Outdoor Workout Parks for Adults.
On another note, the day was quite short because after the surgery, there was just paperwork for the doctors to do, so I had two choices: go home or go into the OR alone into random surgeries using all of my ten words in Mandarin while scrub nurses chased me out of their rooms….needless to say I chose the former. While I got back early, I wanted to make the most of the day, so after an early dinner, I headed out to the “Ancient Culture Street” of Tianjin, which was built in the 80’s but depicts China several hundred years past. This is supposed to also be a great shopping area for cultural types of things. I was at first sad to find that everything was closed with the exception of two or three shops, because there main business occurs on weekends. However, I decided that I was not going to let a small change in plans deter me from enjoying Tianjin at night, and so I just followed a road that crept along the Haihe River that divides Tianjin. I soon came along a little wharf that had some frozen desserts, which I quickly bought since it was still quite hot and humid, even in the early evening. See the picture below to see me by the riverside.

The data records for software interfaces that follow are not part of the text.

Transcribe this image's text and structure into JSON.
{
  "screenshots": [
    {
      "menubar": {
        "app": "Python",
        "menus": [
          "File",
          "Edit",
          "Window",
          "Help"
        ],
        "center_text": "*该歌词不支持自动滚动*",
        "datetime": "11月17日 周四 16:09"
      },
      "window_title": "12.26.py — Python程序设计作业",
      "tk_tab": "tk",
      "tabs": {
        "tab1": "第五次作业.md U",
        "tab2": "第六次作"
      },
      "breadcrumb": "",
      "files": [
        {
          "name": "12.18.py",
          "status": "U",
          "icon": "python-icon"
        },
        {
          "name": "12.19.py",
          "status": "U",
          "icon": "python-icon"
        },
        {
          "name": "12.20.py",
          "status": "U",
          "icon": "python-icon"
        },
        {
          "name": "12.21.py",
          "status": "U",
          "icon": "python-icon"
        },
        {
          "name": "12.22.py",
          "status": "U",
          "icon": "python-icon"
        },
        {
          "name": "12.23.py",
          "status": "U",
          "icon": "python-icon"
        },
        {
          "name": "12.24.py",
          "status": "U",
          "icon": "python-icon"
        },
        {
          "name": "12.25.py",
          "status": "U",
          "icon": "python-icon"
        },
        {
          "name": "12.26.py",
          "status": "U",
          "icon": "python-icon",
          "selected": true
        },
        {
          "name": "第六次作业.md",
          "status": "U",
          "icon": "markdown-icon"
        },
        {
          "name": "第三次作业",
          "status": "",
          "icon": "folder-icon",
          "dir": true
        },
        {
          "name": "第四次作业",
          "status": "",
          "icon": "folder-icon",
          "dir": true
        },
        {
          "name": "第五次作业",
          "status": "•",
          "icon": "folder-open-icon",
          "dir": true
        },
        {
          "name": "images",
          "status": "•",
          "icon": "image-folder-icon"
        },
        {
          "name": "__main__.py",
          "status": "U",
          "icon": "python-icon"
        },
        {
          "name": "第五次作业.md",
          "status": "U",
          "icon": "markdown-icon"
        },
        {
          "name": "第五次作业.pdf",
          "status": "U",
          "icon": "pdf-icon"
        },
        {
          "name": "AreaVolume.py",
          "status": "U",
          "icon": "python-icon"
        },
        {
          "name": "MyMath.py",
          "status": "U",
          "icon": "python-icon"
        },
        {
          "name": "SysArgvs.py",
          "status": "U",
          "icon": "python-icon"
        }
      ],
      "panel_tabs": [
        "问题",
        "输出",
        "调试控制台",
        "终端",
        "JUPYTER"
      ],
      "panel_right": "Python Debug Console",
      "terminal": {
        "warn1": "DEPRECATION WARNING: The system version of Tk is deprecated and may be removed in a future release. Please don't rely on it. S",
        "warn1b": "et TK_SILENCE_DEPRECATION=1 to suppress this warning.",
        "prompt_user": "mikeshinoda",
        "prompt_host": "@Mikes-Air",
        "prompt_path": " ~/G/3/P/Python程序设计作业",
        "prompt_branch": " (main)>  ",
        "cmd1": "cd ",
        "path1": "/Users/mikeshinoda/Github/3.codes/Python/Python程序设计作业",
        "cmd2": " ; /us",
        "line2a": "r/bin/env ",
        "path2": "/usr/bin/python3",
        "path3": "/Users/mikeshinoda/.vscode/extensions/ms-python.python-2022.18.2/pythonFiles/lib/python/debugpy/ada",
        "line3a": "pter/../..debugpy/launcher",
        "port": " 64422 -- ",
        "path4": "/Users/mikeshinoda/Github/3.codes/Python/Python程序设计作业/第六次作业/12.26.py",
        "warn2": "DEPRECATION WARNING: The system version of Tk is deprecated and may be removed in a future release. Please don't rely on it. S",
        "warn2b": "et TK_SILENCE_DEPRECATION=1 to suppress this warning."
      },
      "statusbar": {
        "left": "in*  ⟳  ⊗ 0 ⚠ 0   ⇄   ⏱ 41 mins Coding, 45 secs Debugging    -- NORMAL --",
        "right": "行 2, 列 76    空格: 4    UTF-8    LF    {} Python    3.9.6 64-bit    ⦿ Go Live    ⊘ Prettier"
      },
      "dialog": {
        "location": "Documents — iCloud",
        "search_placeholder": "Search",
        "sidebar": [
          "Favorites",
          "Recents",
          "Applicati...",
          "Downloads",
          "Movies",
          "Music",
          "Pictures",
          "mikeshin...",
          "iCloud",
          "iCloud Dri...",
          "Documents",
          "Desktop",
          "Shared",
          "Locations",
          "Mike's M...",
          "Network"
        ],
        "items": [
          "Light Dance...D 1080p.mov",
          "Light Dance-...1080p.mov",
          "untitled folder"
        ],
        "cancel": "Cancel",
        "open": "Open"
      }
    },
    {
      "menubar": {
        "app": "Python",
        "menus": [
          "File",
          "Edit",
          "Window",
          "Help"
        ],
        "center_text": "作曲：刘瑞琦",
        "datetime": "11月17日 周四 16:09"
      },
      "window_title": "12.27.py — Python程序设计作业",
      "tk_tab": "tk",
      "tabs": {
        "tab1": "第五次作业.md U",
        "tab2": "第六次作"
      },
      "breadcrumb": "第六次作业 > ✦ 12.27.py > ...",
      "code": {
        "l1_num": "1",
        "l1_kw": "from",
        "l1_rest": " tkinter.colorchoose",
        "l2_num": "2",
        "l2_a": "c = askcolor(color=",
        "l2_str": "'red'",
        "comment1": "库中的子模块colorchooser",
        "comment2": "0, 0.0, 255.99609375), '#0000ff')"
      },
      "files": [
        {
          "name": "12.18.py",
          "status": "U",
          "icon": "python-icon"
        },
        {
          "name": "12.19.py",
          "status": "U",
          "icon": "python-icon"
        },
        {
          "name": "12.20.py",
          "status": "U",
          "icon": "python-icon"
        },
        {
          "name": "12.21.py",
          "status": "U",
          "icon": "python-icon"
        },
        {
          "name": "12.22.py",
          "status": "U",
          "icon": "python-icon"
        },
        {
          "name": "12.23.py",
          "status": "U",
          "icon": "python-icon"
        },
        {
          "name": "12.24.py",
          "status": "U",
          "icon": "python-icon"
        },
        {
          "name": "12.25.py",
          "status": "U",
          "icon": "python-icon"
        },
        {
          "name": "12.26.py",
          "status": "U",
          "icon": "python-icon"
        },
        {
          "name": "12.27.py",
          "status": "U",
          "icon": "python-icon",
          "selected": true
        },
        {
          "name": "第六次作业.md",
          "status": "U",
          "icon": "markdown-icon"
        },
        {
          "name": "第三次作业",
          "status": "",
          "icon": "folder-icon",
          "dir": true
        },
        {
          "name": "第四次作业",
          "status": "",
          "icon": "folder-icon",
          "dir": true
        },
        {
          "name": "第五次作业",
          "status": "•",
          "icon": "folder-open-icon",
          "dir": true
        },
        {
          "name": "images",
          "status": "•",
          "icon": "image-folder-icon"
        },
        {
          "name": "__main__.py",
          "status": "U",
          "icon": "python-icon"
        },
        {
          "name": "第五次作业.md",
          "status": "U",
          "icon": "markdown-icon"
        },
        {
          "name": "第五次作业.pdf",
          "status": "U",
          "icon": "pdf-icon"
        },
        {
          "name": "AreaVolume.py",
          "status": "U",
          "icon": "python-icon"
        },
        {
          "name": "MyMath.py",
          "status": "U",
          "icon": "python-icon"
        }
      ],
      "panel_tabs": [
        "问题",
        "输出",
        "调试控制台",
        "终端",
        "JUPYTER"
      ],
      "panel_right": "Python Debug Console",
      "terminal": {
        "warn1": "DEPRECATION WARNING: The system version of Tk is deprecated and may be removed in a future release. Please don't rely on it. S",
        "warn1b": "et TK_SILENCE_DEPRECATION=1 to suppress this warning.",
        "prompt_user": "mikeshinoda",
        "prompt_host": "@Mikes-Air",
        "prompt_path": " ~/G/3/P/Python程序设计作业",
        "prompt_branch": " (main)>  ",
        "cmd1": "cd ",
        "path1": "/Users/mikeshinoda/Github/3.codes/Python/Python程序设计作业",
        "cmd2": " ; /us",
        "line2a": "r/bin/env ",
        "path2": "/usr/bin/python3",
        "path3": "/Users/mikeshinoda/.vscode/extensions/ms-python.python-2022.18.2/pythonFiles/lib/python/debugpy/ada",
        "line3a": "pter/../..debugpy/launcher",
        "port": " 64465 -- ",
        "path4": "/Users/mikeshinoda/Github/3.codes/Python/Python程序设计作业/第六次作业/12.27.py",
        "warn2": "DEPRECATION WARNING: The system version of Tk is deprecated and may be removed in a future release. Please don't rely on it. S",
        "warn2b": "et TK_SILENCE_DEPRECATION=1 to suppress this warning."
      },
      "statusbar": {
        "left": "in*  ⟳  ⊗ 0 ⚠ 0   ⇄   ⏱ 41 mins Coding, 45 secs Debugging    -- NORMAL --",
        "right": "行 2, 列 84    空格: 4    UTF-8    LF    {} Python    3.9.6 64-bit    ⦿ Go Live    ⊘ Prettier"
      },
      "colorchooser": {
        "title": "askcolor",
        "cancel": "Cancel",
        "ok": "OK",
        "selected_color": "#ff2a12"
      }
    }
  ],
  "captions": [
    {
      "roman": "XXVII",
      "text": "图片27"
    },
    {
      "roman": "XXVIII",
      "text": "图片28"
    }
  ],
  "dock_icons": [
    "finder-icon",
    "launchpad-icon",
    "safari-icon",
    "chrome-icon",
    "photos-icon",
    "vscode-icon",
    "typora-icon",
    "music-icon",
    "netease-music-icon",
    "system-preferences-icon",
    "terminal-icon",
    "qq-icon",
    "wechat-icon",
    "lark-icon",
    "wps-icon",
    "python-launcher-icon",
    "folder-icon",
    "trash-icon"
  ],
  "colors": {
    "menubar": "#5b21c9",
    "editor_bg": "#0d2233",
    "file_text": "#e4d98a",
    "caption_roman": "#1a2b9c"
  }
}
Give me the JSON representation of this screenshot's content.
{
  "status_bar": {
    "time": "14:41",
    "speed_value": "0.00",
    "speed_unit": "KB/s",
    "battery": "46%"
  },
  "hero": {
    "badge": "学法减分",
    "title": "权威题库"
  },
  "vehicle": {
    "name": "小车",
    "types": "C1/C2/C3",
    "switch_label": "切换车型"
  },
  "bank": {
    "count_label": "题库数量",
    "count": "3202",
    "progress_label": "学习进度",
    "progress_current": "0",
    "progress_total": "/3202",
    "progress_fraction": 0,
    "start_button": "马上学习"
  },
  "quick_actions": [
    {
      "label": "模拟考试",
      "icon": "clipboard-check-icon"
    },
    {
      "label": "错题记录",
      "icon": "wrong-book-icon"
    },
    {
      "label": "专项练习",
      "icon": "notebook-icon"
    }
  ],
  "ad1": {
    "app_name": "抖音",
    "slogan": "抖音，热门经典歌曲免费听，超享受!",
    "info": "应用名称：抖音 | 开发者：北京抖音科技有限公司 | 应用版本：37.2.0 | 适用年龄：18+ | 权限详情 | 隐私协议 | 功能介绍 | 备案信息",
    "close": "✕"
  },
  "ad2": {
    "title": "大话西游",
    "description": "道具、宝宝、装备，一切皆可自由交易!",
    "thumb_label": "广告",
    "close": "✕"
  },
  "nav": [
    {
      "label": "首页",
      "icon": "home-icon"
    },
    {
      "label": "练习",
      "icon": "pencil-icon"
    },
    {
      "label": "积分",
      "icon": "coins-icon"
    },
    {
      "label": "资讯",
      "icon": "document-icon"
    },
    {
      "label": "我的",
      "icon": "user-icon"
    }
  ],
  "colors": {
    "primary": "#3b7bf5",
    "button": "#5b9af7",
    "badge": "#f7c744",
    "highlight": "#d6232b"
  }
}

Just after some shopping, enjoying the Tianjin Riverside.
I then crossed over the bridge you see in the distance on the right in the image above (the bridge while I am on it, along with some Tianjin skyline can be seen below). The things I came across as I continued along the riverwalk were quite amazing: line dancing parties, children playing everywhere, a man singing traditional Chinese music while making popcorn (attracting a huge crowd), street dancers, dozens of very small dogs, middle-aged men fishing, many couples taking professional engagement pictures (or perhaps those kinds of pictures are just normal in China), and bootleggers, among many other things. There was even a man on a bike who thought I was Muslim and greeted me with “As-salamu alaykum” and played Arabic music, and after I courteously replied “Boo yao” (‘I do not want’, one of my ten words/phrases), he continued to follow me, switching to a classic Bollywood song on his stereo. I’m not sure what his intentions were, and though he was interesting, I continued on, not wishing to try and find out. The night continued on like that, and I found that not knowing a language makes traveling and learning about culture much more fascinating in many respects: you learn how body language differs in each culture, you are forced to appreciate things based solely on their intrinsic but superficial qualities, and you have the chance to form your own pure opinions about a culture, without the influence of anyone else. I’m not sure which I enjoy more: learning about Chinese medicine or experiencing Chinese culture!
Beautiful Tianjin at night!